out and skitter around running into things for like 5 minutes. They fly a lot here too
which is why the mosquito net is of high importance here. Then they die.
Example two, my parents had the grand (mis)fortune of witnessing this travesty on
their visit to my village. I took out an empty wine bottle from under my sink which had
had a cork… so couldn’t be closed again. I picked it up so that I could grab something
behind it and noticed that it was moving. Well. The inside of wine bottles don’t move. So
I took a closer look and realized that there were 6 massive cockroaches inside this wine
bottle. So I slammed my palm over the opening and rummaged around until I found
my duct tape. I duct taped the top closed and wrote the date on the bottle to see how
long these buggers could last without oxygen… 8 weeks. Yes, a very disturbing 8 week
s of Cockroach survivor until the last one finally bit the dust and turned into roachy
goo along with his fellow fallen comrades .
|can tinea be mistaken for heat rash
There were multiple variations of this question… can ringworm and heat rash be
confused. Short answer, no.
Ringworm is a distinctive fungal infection. It looks like a red/pink ring with a normal
skin color inside. The edges of the infection are raised and the area is itchy. Ringworm
can be transmitted by animals and humans and is very contagious. Best treatment,
use tinea cream or another fungicide on the area 3 times a day until the infection has
cleared up and keep the area DRY! This is the most difficult part because it often show
s up in naturally moist areas… this is where the fungus thrives.
Heat rash on the other hand, while also showing up in areas that are moist (the
inside of your elbows, behind your knees, inner thighs, under your bra line, and the
nape of your neck if you have long hair) looks distinctively different. It is small raised
red bumps in an irregular pattern. Treatment of heat rash would be to keep the area
cool and dry if possible. If its on your neck, keep your hair up and use a towel to wipe
away sweat. Also using baby powder to soak up any excess sweat is not a bad idea!
Powder down before goin to sleep!
|images of fiji sea algae (lumi)
Lumi is a very common Fijian seaweed especially around Viti Levu and the Lomaiviti
group. Lumi is consumed regularly in my village in 2 ways, just the lumi covered in
coconut milk with chopped garlic, onions and chilies, or in “lumi cevata” in which the
lumi is cooked with coconut milk to release the carrageenins in the seaweed (the same
material in seaweeds that solidify your toothpaste and are put in ice cream) this makes
essentially your grandma’s jello mold. Except instead of fruit inside, you get salty
seaweed. Its disgusting and makes me want to vomit every time I see it.
Lumi is also being used more and more frequently as an income generator in rural
villages. Seaweed farms are being set up all throughout the Lomaiviti region where I
am stationed so that villages can grow the seaweed to maturity, dry it, and sell it for

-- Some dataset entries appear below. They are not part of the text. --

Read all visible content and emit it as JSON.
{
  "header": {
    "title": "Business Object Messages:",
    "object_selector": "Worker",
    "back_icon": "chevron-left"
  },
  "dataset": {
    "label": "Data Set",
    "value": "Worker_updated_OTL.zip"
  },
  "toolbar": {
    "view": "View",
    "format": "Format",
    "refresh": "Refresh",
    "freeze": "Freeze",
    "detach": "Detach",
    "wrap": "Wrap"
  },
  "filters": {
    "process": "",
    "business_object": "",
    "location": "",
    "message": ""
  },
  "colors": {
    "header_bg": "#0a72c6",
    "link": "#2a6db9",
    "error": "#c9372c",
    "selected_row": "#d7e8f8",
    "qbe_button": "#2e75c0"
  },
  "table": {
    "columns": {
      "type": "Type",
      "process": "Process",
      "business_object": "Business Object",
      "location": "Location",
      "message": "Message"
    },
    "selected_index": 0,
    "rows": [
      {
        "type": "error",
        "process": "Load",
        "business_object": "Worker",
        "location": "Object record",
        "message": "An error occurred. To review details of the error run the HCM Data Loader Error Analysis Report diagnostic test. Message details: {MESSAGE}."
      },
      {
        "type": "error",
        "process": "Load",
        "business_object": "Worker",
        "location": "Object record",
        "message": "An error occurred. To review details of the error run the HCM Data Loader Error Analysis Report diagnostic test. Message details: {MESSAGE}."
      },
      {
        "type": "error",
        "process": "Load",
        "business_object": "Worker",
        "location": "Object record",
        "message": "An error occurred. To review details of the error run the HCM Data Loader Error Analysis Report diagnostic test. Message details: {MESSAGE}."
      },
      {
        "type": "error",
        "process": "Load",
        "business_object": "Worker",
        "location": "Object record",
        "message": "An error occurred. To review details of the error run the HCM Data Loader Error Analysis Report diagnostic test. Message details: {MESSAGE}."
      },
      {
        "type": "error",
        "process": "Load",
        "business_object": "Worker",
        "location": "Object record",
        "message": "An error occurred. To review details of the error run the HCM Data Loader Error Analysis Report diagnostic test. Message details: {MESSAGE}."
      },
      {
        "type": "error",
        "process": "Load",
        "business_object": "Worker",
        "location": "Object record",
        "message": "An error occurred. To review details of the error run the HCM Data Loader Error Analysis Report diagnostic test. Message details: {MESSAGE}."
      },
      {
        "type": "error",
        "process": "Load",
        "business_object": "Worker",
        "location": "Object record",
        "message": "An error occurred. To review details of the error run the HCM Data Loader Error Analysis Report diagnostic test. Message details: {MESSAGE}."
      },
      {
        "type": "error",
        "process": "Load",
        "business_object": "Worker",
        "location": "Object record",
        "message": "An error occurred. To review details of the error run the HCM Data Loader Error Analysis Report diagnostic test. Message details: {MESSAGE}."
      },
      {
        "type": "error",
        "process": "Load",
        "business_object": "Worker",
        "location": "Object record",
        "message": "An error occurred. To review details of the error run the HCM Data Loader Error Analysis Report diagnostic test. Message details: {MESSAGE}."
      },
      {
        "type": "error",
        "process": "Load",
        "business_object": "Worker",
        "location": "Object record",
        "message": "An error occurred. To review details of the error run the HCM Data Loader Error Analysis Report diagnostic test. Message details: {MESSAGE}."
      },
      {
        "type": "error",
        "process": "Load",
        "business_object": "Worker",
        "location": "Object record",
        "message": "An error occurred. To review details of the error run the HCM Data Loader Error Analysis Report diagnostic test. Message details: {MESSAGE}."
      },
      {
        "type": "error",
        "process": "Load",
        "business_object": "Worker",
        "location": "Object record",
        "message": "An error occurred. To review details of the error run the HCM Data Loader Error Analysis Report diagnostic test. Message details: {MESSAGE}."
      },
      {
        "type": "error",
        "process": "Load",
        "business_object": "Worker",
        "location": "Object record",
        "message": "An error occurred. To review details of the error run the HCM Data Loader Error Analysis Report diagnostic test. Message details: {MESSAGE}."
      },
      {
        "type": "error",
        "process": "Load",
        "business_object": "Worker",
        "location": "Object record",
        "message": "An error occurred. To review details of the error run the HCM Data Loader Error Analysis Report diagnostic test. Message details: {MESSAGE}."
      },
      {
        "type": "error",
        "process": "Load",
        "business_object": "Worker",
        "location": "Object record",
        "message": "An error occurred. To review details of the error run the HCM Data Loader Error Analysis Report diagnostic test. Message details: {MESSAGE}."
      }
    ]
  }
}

export to Chinese markets where it is considered a delicacy. Great projects as they
provide an economic incentive for villages to protect their marine environment.
|tilapia fish in earthen pond photos|
| Well you just asked for the pictures, so here you go. Once again this is a great
project for villages to protect their marine environments. By obtaining fish protein
from a terrestrially based source as opposed to the marine environment there is no
impact on the reef allowing MPAs to work even better as fewer and fewer fish are
being removed from the surrounding unprotected areas for consumption. Villages
can also sell the fish and make a pretty penny! Some areas also combine chicken
coops above the fish ponds so that the chicken wastes enter the fish ponds and
fertilize it starting off the production of algaes which the tilapia will eat. Awesome
enclosed system with no monetary input necessary after the initial cost of project
start up. We hope to do that in our village but time will tell. Its involved and does
have a large start up expense but pays well in the end!